Orientation and lattice matching of CoNi nanowires embedded in SrTiO3: unveiling novel strain relaxation mechanisms in vertically aligned nanocomposites

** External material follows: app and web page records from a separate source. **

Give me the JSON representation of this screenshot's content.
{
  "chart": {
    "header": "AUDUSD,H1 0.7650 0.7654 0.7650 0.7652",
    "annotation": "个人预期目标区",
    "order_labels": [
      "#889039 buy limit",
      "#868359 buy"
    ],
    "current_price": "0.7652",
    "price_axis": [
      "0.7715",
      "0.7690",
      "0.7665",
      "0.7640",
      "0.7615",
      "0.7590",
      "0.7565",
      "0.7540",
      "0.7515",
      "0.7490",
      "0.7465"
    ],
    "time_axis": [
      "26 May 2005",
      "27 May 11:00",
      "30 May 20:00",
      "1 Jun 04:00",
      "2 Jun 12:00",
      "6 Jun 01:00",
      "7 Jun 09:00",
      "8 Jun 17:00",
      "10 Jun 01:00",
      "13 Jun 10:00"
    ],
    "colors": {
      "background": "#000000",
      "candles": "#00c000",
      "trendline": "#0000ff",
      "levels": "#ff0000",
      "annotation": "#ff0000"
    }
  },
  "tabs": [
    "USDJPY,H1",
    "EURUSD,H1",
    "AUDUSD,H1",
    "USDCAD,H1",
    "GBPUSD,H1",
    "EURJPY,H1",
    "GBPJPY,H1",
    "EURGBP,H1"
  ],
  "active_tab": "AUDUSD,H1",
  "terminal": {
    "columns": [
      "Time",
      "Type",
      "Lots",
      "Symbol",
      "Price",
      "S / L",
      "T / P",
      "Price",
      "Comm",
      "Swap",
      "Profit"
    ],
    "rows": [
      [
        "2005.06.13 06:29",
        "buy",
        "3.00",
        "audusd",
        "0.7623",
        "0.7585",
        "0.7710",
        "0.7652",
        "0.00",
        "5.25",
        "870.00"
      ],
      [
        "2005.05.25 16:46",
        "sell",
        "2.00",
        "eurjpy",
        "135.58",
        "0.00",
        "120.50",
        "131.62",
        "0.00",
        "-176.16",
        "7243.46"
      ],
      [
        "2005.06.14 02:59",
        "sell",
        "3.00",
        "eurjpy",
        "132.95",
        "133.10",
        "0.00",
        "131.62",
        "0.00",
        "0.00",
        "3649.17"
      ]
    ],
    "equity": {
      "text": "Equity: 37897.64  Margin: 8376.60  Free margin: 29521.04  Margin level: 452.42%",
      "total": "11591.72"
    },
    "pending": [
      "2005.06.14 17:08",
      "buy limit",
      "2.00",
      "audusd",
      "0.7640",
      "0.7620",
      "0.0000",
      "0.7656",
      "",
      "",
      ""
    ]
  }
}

Strain relaxation occurring during epitaxial thin film growth on lattice mismatched substrates has been studied extensively. However, it remains unclear whether existing concepts, developed to describe planar interfaces, still apply to vertically aligned nanocomposites (VANs). In these hybrid systems, which consist of nanowires (NWs) epitaxially coupled to a surrounding single crystal matrix, the structure of the vertical heterointerface is still terra incognita. In the present work, we study CoNi:SrTiO3 as a prototype VAN with large lattice mismatch between the oxide host and the embedded metallic phase. We show that the NWs display a variety of strain states: we identify NWs with huge average tensile strains (2.4 to 4.2%) along their  axis, as well as partially relaxed segments, with (101) and (111) planes almost parallel to those of the matrix. An additional relaxation mechanism is identified in Ni-rich VANs, where the rotation of parts of the NWs provides lattice matching for a set of (101) planes at the NW/matrix interface. Surprisingly, this tilting mechanism depends on the composition of the CoNi alloy. For high Co content (57% and 78%), the lattice matching with the matrix is along one set of (111) planes, with creation of (111) stacking faults, a behavior that can be attributed to the increasing influence of the fcc/hcp phase transition. This sheds light on the complex structural rearrangements at play in VANs and illustrates the fundamental differences between planar and vertical epitaxy in metal/oxide systems.